Task input =
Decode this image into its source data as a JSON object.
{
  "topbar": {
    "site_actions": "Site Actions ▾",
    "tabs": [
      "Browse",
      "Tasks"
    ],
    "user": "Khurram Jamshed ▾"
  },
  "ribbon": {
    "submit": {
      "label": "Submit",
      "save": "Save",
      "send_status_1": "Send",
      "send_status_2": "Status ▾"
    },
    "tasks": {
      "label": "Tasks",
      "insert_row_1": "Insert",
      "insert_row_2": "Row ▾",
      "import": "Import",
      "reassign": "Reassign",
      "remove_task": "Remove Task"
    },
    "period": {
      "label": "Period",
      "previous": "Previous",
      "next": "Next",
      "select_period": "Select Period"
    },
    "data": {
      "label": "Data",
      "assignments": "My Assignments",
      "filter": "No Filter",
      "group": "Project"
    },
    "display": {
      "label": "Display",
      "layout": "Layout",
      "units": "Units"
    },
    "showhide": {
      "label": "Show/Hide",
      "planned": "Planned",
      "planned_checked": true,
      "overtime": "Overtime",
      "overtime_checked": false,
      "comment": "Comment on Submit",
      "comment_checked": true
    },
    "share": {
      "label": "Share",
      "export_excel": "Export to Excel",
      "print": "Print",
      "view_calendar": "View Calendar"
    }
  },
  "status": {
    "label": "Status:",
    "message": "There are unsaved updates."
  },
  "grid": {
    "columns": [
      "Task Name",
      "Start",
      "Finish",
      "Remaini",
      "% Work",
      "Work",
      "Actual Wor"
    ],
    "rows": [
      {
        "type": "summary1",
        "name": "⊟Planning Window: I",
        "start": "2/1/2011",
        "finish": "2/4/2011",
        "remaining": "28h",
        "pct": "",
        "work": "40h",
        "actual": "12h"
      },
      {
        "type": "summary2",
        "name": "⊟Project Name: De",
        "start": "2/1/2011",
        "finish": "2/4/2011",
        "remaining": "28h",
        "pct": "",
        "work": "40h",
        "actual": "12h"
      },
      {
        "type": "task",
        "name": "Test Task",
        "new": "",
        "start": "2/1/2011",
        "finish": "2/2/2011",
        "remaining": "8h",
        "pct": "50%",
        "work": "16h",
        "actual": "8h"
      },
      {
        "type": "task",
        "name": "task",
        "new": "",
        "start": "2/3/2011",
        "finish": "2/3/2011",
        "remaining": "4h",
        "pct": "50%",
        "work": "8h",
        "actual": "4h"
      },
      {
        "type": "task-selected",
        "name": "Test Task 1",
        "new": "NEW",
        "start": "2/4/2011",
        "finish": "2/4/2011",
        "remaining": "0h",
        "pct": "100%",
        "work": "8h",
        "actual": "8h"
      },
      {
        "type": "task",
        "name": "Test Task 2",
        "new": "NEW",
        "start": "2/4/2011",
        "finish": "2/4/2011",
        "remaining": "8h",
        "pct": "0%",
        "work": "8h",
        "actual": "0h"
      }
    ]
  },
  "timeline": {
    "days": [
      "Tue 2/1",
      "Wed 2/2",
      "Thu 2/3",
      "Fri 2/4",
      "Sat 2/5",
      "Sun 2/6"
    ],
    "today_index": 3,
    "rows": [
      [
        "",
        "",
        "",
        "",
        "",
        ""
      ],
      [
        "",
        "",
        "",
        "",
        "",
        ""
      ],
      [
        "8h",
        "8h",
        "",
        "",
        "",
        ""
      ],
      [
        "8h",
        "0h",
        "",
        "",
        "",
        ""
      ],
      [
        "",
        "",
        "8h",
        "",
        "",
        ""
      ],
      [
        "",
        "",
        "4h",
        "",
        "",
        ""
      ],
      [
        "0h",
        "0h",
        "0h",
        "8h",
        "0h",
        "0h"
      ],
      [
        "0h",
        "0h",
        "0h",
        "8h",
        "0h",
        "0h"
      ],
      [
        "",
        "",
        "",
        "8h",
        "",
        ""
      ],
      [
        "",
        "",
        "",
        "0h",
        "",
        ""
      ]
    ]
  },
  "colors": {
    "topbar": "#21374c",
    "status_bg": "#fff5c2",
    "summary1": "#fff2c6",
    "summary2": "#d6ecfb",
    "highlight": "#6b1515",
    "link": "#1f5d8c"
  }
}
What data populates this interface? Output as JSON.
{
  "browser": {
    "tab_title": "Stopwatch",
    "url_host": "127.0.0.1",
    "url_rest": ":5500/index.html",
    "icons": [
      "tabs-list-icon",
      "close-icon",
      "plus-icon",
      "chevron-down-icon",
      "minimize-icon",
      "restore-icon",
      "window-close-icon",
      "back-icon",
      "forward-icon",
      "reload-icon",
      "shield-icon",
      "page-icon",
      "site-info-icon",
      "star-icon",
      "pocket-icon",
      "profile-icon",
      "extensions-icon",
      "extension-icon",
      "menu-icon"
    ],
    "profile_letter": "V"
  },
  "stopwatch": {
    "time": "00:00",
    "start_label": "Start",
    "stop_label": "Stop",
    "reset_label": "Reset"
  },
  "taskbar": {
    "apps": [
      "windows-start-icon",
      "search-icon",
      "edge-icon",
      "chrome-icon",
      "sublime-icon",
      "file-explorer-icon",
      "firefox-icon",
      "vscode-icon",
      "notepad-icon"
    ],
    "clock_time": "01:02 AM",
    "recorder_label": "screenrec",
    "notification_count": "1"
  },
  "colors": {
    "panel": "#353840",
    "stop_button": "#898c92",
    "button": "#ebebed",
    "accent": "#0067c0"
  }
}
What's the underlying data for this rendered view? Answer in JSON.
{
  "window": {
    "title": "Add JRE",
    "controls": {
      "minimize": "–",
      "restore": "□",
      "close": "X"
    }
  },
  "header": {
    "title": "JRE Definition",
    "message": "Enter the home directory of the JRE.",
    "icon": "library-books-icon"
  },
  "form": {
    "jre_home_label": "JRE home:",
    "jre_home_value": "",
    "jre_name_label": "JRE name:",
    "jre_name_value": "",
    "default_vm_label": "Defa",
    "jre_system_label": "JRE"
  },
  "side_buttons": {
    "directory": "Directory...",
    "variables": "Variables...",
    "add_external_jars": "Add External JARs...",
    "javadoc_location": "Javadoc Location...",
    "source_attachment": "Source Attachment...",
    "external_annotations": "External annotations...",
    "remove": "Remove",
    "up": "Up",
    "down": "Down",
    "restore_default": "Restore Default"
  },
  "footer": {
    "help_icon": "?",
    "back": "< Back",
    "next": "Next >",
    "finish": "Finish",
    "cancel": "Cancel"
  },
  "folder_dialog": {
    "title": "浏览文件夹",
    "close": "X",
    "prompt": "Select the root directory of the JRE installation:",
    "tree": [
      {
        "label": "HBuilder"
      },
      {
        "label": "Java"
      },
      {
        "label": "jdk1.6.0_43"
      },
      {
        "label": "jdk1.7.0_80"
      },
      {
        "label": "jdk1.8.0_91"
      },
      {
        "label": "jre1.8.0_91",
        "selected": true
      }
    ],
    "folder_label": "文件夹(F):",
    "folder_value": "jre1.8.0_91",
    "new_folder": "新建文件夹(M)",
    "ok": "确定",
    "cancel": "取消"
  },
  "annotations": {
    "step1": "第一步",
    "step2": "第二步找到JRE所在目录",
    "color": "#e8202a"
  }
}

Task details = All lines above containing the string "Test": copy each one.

Solution to this task =
        "name": "Test Task",
        "name": "Test Task 1",
        "name": "Test Task 2",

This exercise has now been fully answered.